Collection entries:

##############################

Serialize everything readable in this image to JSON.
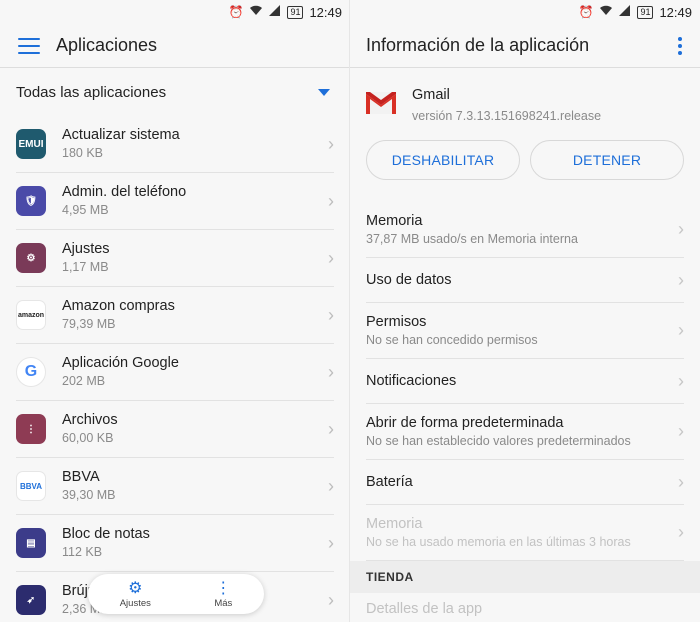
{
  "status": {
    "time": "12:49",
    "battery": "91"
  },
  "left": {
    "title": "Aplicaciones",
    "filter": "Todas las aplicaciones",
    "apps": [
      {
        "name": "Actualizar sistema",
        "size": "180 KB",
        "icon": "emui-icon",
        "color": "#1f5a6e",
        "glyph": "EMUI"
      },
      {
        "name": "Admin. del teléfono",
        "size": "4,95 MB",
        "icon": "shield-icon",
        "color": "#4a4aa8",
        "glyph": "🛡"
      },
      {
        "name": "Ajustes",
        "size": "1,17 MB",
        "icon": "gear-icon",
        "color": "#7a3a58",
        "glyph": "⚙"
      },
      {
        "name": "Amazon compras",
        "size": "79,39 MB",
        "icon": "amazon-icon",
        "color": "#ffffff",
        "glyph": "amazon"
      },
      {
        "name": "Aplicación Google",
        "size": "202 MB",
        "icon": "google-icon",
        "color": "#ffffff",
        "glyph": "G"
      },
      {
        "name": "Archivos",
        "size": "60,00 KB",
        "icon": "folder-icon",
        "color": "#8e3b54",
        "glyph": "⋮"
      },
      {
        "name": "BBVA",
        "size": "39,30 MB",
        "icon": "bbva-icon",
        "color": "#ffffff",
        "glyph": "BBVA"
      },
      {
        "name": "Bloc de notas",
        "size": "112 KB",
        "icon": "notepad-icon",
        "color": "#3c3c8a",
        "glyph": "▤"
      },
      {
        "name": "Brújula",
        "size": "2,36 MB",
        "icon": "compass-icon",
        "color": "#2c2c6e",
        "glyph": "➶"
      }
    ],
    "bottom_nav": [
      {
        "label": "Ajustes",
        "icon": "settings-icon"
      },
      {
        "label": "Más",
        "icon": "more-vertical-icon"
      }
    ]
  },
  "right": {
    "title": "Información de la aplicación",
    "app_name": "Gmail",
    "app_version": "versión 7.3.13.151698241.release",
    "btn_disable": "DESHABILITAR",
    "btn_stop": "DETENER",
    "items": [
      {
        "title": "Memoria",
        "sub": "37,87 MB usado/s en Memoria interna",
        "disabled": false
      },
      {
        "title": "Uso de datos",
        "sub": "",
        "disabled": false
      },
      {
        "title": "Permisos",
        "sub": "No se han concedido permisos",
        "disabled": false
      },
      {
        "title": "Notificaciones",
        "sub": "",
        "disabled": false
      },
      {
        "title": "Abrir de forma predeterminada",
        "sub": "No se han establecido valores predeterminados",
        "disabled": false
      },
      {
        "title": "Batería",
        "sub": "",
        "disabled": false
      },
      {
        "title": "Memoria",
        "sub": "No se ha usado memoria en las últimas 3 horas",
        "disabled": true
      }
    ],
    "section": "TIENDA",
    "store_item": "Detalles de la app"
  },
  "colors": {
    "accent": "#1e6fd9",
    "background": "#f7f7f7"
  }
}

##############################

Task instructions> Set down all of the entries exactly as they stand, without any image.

Answer to this problem>
Serialize everything readable in this image to JSON.
{
  "status": {
    "time": "12:49",
    "battery": "91"
  },
  "left": {
    "title": "Aplicaciones",
    "filter": "Todas las aplicaciones",
    "apps": [
      {
        "name": "Actualizar sistema",
        "size": "180 KB",
        "icon": "emui-icon",
        "color": "#1f5a6e",
        "glyph": "EMUI"
      },
      {
        "name": "Admin. del teléfono",
        "size": "4,95 MB",
        "icon": "shield-icon",
        "color": "#4a4aa8",
        "glyph": "🛡"
      },
      {
        "name": "Ajustes",
        "size": "1,17 MB",
        "icon": "gear-icon",
        "color": "#7a3a58",
        "glyph": "⚙"
      },
      {
        "name": "Amazon compras",
        "size": "79,39 MB",
        "icon": "amazon-icon",
        "color": "#ffffff",
        "glyph": "amazon"
      },
      {
        "name": "Aplicación Google",
        "size": "202 MB",
        "icon": "google-icon",
        "color": "#ffffff",
        "glyph": "G"
      },
      {
        "name": "Archivos",
        "size": "60,00 KB",
        "icon": "folder-icon",
        "color": "#8e3b54",
        "glyph": "⋮"
      },
      {
        "name": "BBVA",
        "size": "39,30 MB",
        "icon": "bbva-icon",
        "color": "#ffffff",
        "glyph": "BBVA"
      },
      {
        "name": "Bloc de notas",
        "size": "112 KB",
        "icon": "notepad-icon",
        "color": "#3c3c8a",
        "glyph": "▤"
      },
      {
        "name": "Brújula",
        "size": "2,36 MB",
        "icon": "compass-icon",
        "color": "#2c2c6e",
        "glyph": "➶"
      }
    ],
    "bottom_nav": [
      {
        "label": "Ajustes",
        "icon": "settings-icon"
      },
      {
        "label": "Más",
        "icon": "more-vertical-icon"
      }
    ]
  },
  "right": {
    "title": "Información de la aplicación",
    "app_name": "Gmail",
    "app_version": "versión 7.3.13.151698241.release",
    "btn_disable": "DESHABILITAR",
    "btn_stop": "DETENER",
    "items": [
      {
        "title": "Memoria",
        "sub": "37,87 MB usado/s en Memoria interna",
        "disabled": false
      },
      {
        "title": "Uso de datos",
        "sub": "",
        "disabled": false
      },
      {
        "title": "Permisos",
        "sub": "No se han concedido permisos",
        "disabled": false
      },
      {
        "title": "Notificaciones",
        "sub": "",
        "disabled": false
      },
      {
        "title": "Abrir de forma predeterminada",
        "sub": "No se han establecido valores predeterminados",
        "disabled": false
      },
      {
        "title": "Batería",
        "sub": "",
        "disabled": false
      },
      {
        "title": "Memoria",
        "sub": "No se ha usado memoria en las últimas 3 horas",
        "disabled": true
      }
    ],
    "section": "TIENDA",
    "store_item": "Detalles de la app"
  },
  "colors": {
    "accent": "#1e6fd9",
    "background": "#f7f7f7"
  }
}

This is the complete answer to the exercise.